## Recorded data
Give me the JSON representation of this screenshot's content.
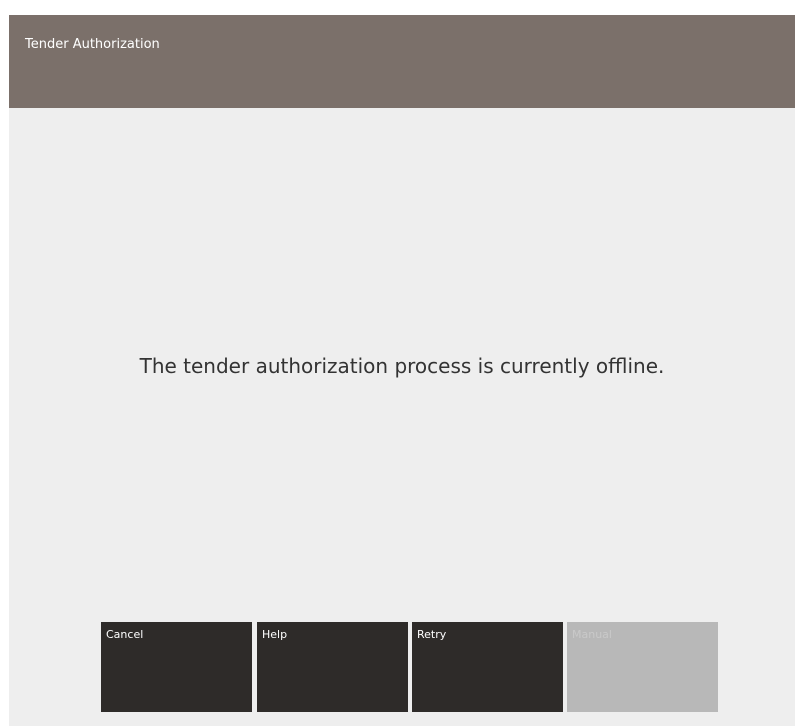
{
  "window": {
    "title": "Tender Authorization"
  },
  "main": {
    "message": "The tender authorization process is currently offline."
  },
  "buttons": [
    {
      "label": "Cancel",
      "enabled": true
    },
    {
      "label": "Help",
      "enabled": true
    },
    {
      "label": "Retry",
      "enabled": true
    },
    {
      "label": "Manual",
      "enabled": false
    }
  ],
  "colors": {
    "titlebar": "#7b706a",
    "background": "#eeeeee",
    "button": "#2e2b29",
    "button_disabled": "#b8b8b8",
    "message_text": "#333333"
  }
}
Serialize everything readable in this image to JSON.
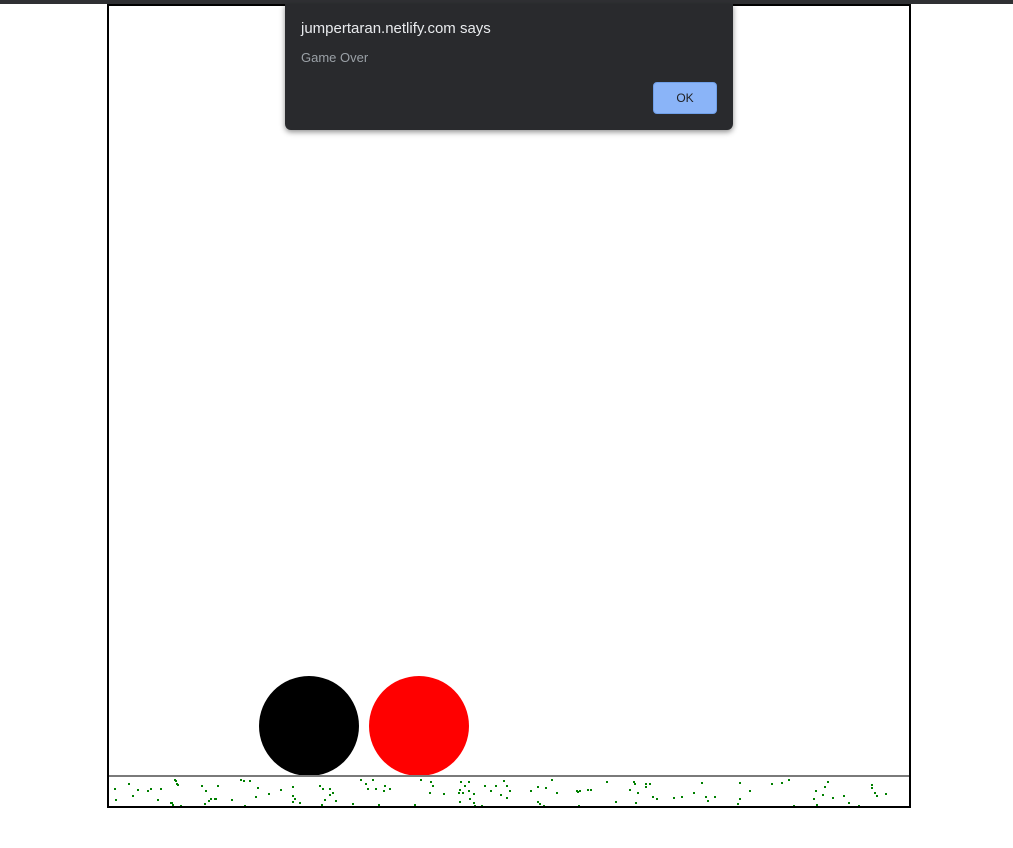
{
  "alert": {
    "title": "jumpertaran.netlify.com says",
    "message": "Game Over",
    "ok_label": "OK"
  },
  "game": {
    "player_color": "#000000",
    "enemy_color": "#ff0000",
    "grass_color": "#008000",
    "ground_line_color": "#7a7a7a",
    "canvas_border_color": "#000000"
  }
}
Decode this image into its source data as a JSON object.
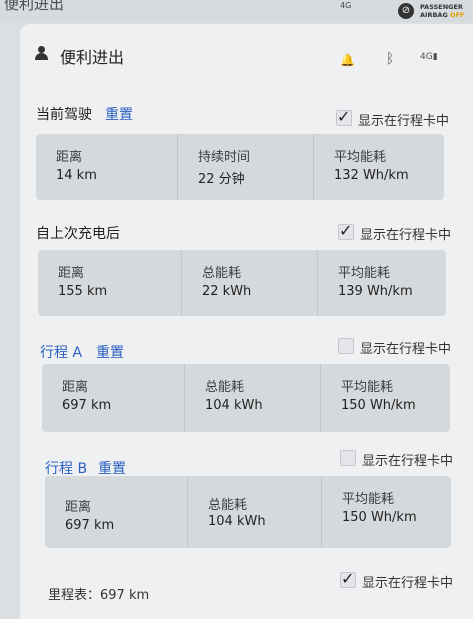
{
  "window_title": "便利进出",
  "status": {
    "signal": "4G",
    "airbag_line1": "PASSENGER",
    "airbag_line2": "AIRBAG",
    "airbag_state": "OFF"
  },
  "header": {
    "title": "便利进出",
    "icons": [
      "bell-icon",
      "bluetooth-icon",
      "lte-signal-icon"
    ]
  },
  "sections": [
    {
      "title": "当前驾驶",
      "reset": "重置",
      "checkbox_label": "显示在行程卡中",
      "checked": true,
      "cells": [
        {
          "label": "距离",
          "value": "14 km"
        },
        {
          "label": "持续时间",
          "value": "22 分钟"
        },
        {
          "label": "平均能耗",
          "value": "132 Wh/km"
        }
      ]
    },
    {
      "title": "自上次充电后",
      "reset": "",
      "checkbox_label": "显示在行程卡中",
      "checked": true,
      "cells": [
        {
          "label": "距离",
          "value": "155 km"
        },
        {
          "label": "总能耗",
          "value": "22 kWh"
        },
        {
          "label": "平均能耗",
          "value": "139 Wh/km"
        }
      ]
    },
    {
      "title": "行程 A",
      "reset": "重置",
      "checkbox_label": "显示在行程卡中",
      "checked": false,
      "cells": [
        {
          "label": "距离",
          "value": "697 km"
        },
        {
          "label": "总能耗",
          "value": "104 kWh"
        },
        {
          "label": "平均能耗",
          "value": "150 Wh/km"
        }
      ]
    },
    {
      "title": "行程 B",
      "reset": "重置",
      "checkbox_label": "显示在行程卡中",
      "checked": false,
      "cells": [
        {
          "label": "距离",
          "value": "697 km"
        },
        {
          "label": "总能耗",
          "value": "104 kWh"
        },
        {
          "label": "平均能耗",
          "value": "150 Wh/km"
        }
      ]
    }
  ],
  "odometer": {
    "label": "里程表：697 km",
    "checkbox_label": "显示在行程卡中",
    "checked": true
  },
  "colors": {
    "accent": "#2b5fc2",
    "card": "#d6d9dc",
    "panel": "#eef0f2"
  }
}
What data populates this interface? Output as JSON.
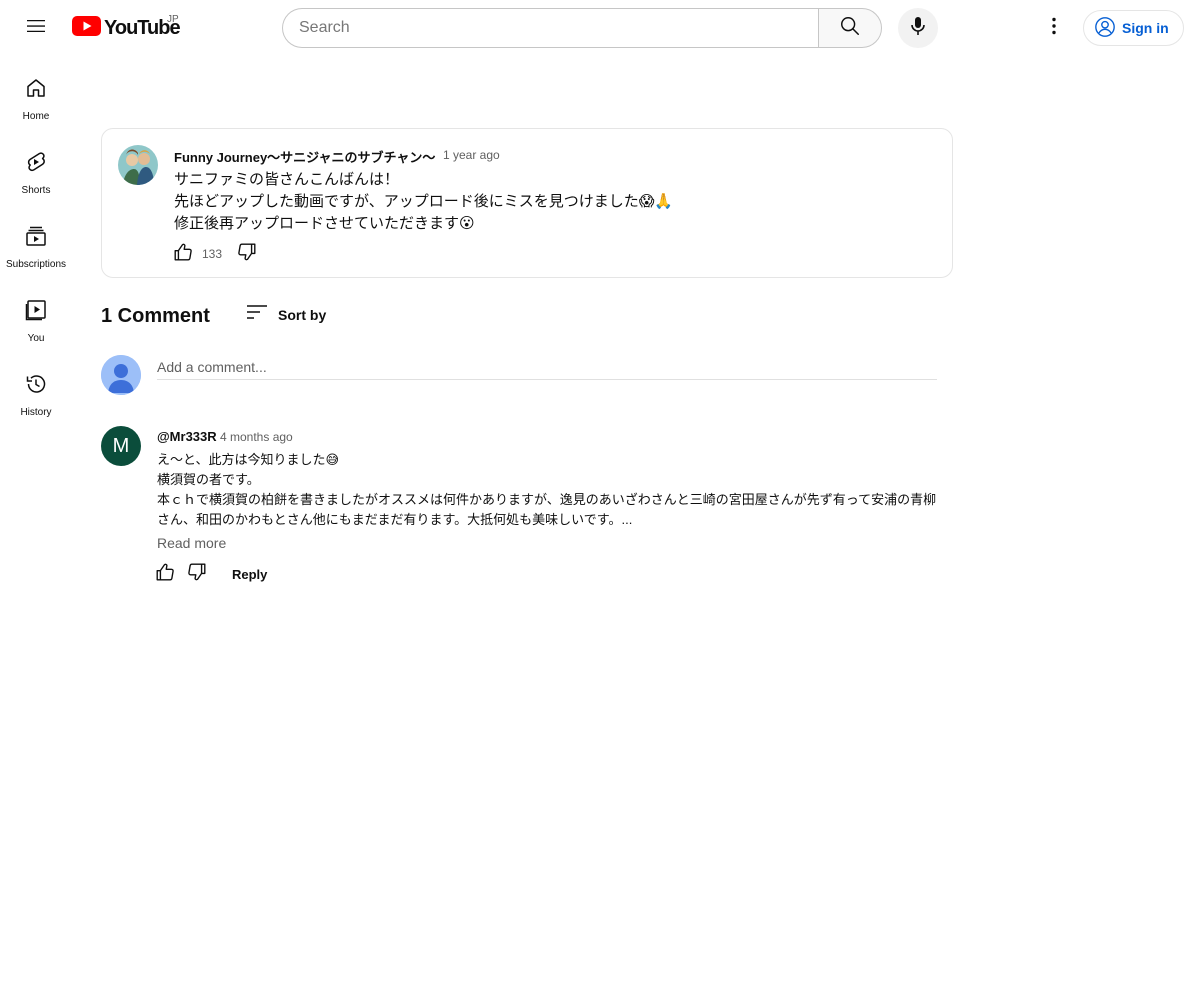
{
  "header": {
    "menu_icon": "hamburger-menu-icon",
    "logo_text": "YouTube",
    "region": "JP",
    "search_placeholder": "Search",
    "signin_label": "Sign in",
    "accent_color": "#ff0000",
    "link_color": "#065fd4"
  },
  "sidebar": {
    "items": [
      {
        "label": "Home",
        "icon": "home-icon"
      },
      {
        "label": "Shorts",
        "icon": "shorts-icon"
      },
      {
        "label": "Subscriptions",
        "icon": "subscriptions-icon"
      },
      {
        "label": "You",
        "icon": "you-icon"
      },
      {
        "label": "History",
        "icon": "history-icon"
      }
    ]
  },
  "post": {
    "author": "Funny Journey〜サニジャニのサブチャン〜",
    "time": "1 year ago",
    "lines": [
      "サニファミの皆さんこんばんは！",
      "先ほどアップした動画ですが、アップロード後にミスを見つけました😱🙏",
      "修正後再アップロードさせていただきます😮"
    ],
    "likes": "133"
  },
  "comments": {
    "title": "1 Comment",
    "sort_label": "Sort by",
    "add_placeholder": "Add a comment...",
    "items": [
      {
        "avatar_letter": "M",
        "author": "@Mr333R",
        "time": "4 months ago",
        "lines": [
          "え〜と、此方は今知りました😅",
          "横須賀の者です。",
          "本ｃｈで横須賀の柏餅を書きましたがオススメは何件かありますが、逸見のあいざわさんと三崎の宮田屋さんが先ず有って安浦の青柳さん、和田のかわもとさん他にもまだまだ有ります。大抵何処も美味しいです。..."
        ],
        "read_more": "Read more",
        "reply": "Reply"
      }
    ]
  }
}
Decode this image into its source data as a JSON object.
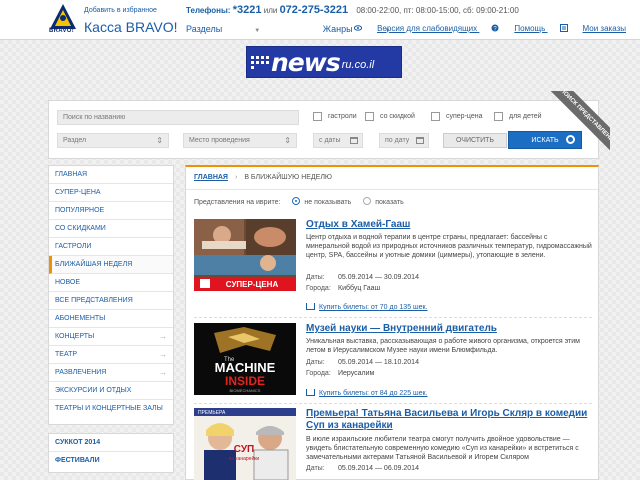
{
  "header": {
    "logo_word": "BRAVO!",
    "add_favorites": "Добавить в избранное",
    "brand": "Касса BRAVO!",
    "phones_label": "Телефоны:",
    "phone_short": "*3221",
    "phone_or": "или",
    "phone_long": "072-275-3221",
    "hours": "08:00-22:00, пт: 08:00-15:00, сб: 09:00-21:00",
    "nav": [
      "Разделы",
      "Жанры"
    ],
    "links": [
      "Версия для слабовидящих",
      "Помощь",
      "Мои заказы"
    ]
  },
  "banner": {
    "word": "news",
    "domain": "ru.co.il"
  },
  "search": {
    "name_placeholder": "Поиск по названию",
    "checkboxes": [
      "гастроли",
      "со скидкой",
      "супер-цена",
      "для детей"
    ],
    "section": "Раздел",
    "venue": "Место проведения",
    "date_from": "с даты",
    "date_to": "по дату",
    "clear": "ОЧИСТИТЬ",
    "submit": "ИСКАТЬ",
    "ribbon": "ПОИСК ПРЕДСТАВЛЕНИЯ"
  },
  "sidebar": {
    "items": [
      "ГЛАВНАЯ",
      "СУПЕР-ЦЕНА",
      "ПОПУЛЯРНОЕ",
      "СО СКИДКАМИ",
      "ГАСТРОЛИ",
      "БЛИЖАЙШАЯ НЕДЕЛЯ",
      "НОВОЕ",
      "ВСЕ ПРЕДСТАВЛЕНИЯ",
      "АБОНЕМЕНТЫ",
      "КОНЦЕРТЫ",
      "ТЕАТР",
      "РАЗВЛЕЧЕНИЯ",
      "ЭКСКУРСИИ И ОТДЫХ",
      "ТЕАТРЫ И КОНЦЕРТНЫЕ ЗАЛЫ"
    ],
    "extra": [
      "СУККОТ 2014",
      "ФЕСТИВАЛИ"
    ]
  },
  "main": {
    "breadcrumb_home": "ГЛАВНАЯ",
    "breadcrumb_current": "В БЛИЖАЙШУЮ НЕДЕЛЮ",
    "filter_label": "Представления на иврите:",
    "filter_hide": "не показывать",
    "filter_show": "показать",
    "dates_label": "Даты:",
    "city_label": "Города:",
    "events": [
      {
        "title": "Отдых в Хамей-Гааш",
        "desc": "Центр отдыха и водной терапии в центре страны, предлагает: бассейны с минеральной водой из природных источников различных температур, гидромассажный центр, SPA, бассейны и уютные домики (циммеры), утопающие в зелени.",
        "dates": "05.09.2014 — 30.09.2014",
        "city": "Киббуц Гааш",
        "buy": "Купить билеты: от 70 до 135 шек.",
        "badge": "СУПЕР-ЦЕНА"
      },
      {
        "title": "Музей науки — Внутренний двигатель",
        "desc": "Уникальная выставка, рассказывающая о работе живого организма, откроется этим летом в Иерусалимском Музее науки имени Блюмфильда.",
        "dates": "05.09.2014 — 18.10.2014",
        "city": "Иерусалим",
        "buy": "Купить билеты: от 84 до 225 шек.",
        "img_line1": "The",
        "img_line2": "MACHINE",
        "img_line3": "INSIDE",
        "img_line4": "BIOMECHANICS"
      },
      {
        "title": "Премьера! Татьяна Васильева и Игорь Скляр в комедии Суп из канарейки",
        "desc": "В июле израильские любители театра смогут получить двойное удовольствие — увидеть блистательную современную комедию «Суп из канарейки» и встретиться с замечательными актерами Татьяной Васильевой и Игорем Скляром",
        "dates": "05.09.2014 — 06.09.2014",
        "img_top": "ПРЕМЬЕРА",
        "img_title1": "СУП",
        "img_title2": "из канарейки"
      }
    ]
  },
  "colors": {
    "accent": "#f19000",
    "link": "#1a5ea8",
    "button": "#1b6ec2",
    "badge": "#e0141e"
  }
}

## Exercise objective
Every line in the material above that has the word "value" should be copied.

## Response below
          "value": "14 km"
          "value": "22 分钟"
          "value": "132 Wh/km"
          "value": "155 km"
          "value": "22 kWh"
          "value": "139 Wh/km"
          "value": "697 km"
          "value": "104 kWh"
          "value": "150 Wh/km"
          "value": "697 km"
          "value": "104 kWh"
          "value": "150 Wh/km"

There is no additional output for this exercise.